Iran becomes first country to stop Pokemon Go

The country's High Council of Virtual Spaces is worried over the game's "security concerns."

By JPOST.COM STAFF
August 7, 2016 20:57
Pokemon Go

The augmented reality mobile game "Pokemon Go" by Nintendo. (photo credit: REUTERS)

 
X

Dear Reader,
As you can imagine, more people are reading The Jerusalem Post than ever before. Nevertheless, traditional business models are no longer sustainable and high-quality publications, like ours, are being forced to look for new ways to keep going. Unlike many other news organizations, we have not put up a paywall. We want to keep our journalism open and accessible and be able to keep providing you with news and analyses from the frontlines of Israel, the Middle East and the Jewish World.

As one of our loyal readers, we ask you to be our partner.

For $5 a month you will receive access to the following:

  • A user experience almost completely free of ads
  • Access to our Premium Section
  • Content from the award-winning Jerusalem Report and our monthly magazine to learn Hebrew - Ivrit
  • A brand new ePaper featuring the daily newspaper as it appears in print in Israel

Help us grow and continue telling Israel’s story to the world.

Thank you,

Ronit Hasin-Hochman, CEO, Jerusalem Post Group
Yaakov Katz, Editor-in-Chief

UPGRADE YOUR JPOST EXPERIENCE FOR 5$ PER MONTH Show me later Don't show it again

Iran has become the first country to ban popular smartphone game Pokemon Go, citing "security concerns."

Officials from the country's High Council of Virtual Spaces began contemplating a ban last month, according to the BBC on Friday, but wanted to see if the game's creators would agree to fix the unspecified security issues.

Be the first to know - Join our Facebook page.


Though this is the game's first national ban, Pokemon Go has received its share of criticism.

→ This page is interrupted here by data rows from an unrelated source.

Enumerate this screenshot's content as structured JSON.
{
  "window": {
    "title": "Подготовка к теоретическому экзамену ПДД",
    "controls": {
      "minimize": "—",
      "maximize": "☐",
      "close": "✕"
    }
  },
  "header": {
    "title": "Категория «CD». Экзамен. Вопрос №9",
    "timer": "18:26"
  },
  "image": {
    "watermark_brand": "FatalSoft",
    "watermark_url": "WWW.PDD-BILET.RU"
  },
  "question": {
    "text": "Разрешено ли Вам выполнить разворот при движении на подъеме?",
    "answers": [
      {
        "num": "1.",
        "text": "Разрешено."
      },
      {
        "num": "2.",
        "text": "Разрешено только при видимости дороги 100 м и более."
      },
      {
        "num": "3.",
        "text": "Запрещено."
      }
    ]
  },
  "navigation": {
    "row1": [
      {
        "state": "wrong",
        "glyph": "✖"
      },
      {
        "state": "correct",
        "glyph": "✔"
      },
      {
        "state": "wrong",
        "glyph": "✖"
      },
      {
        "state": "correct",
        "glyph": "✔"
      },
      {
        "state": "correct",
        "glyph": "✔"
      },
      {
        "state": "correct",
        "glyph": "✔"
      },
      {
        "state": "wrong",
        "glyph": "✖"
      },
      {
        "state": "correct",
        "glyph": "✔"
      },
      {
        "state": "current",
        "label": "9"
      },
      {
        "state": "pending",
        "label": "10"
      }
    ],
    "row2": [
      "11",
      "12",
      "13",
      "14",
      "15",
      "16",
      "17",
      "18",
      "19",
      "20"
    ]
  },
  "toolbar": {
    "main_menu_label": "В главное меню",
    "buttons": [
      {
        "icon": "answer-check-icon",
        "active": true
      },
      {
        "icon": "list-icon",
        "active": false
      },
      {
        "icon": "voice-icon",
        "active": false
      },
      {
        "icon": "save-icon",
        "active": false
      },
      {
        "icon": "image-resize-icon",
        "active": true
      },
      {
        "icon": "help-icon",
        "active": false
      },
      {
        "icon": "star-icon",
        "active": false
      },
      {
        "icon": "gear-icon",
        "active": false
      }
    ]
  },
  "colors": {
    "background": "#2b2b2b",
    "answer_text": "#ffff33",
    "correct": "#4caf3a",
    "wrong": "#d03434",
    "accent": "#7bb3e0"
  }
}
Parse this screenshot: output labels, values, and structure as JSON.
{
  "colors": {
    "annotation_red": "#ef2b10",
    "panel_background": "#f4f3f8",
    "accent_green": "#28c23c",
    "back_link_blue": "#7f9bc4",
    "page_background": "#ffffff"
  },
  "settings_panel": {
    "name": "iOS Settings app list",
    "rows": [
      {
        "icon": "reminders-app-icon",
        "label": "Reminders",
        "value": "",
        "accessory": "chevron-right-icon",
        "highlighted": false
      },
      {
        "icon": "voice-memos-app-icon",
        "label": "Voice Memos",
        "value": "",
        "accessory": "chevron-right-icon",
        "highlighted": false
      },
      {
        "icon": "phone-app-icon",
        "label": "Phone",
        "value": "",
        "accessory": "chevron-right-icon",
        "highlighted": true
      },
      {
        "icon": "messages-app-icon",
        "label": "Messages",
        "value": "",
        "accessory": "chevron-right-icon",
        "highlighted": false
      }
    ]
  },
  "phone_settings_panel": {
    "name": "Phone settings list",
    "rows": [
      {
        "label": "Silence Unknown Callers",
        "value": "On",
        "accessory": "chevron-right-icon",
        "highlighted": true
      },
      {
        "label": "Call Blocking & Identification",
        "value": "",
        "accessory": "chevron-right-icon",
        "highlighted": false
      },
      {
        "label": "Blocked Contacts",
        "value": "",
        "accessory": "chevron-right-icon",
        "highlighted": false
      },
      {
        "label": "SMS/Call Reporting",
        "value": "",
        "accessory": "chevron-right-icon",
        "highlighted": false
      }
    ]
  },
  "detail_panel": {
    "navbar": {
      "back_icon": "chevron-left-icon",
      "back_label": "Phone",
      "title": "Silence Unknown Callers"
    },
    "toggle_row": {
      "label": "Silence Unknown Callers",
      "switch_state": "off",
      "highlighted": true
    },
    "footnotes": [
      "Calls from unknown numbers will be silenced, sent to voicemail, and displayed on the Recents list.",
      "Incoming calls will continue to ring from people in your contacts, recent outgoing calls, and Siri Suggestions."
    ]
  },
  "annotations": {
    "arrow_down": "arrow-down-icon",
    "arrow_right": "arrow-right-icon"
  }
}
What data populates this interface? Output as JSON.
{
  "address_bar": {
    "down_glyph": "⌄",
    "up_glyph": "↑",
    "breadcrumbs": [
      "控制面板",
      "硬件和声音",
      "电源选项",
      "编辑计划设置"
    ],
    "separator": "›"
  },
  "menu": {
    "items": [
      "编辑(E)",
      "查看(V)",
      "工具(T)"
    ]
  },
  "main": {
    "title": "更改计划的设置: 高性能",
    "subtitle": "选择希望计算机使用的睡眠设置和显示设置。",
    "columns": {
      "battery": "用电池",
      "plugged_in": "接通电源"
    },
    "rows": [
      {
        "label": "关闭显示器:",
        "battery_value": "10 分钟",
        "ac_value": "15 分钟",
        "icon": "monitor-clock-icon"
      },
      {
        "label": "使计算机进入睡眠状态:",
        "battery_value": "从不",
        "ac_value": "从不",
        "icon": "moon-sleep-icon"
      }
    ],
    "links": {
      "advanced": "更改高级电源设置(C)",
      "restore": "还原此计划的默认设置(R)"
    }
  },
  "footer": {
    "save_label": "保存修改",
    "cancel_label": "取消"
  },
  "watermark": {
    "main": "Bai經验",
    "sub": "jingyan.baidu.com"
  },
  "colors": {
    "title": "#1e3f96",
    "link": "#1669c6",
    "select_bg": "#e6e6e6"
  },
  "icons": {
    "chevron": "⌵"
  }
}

Players have been asked to refrain from the game while at sensitive places such as Auschwitz and the US Holocaust Museum in Washington, DC

On July 20, Saudi Arabia's top clerical body renewed a 15-year-old edict that the Pokemon game franchise is un-Islamic.

Meanwhile, the IDF banned the game from all military bases out of fears that "sensitive military information, such as photographs and base locations,” could be inadvertently leaked.

The game has caused players to become distracted and therefore placed in harm's way. In the latest example, a 17-year-old boy from Ashdod nearly drowning while trying to catch a character in the game.

Yaakov Lappin contributed to this report.


Related Content

Nadia Murad
August 19, 2018
Yazidi victims of ISIS fear for lives in Germany due to ISIS presence

By SETH J. FRANTZMAN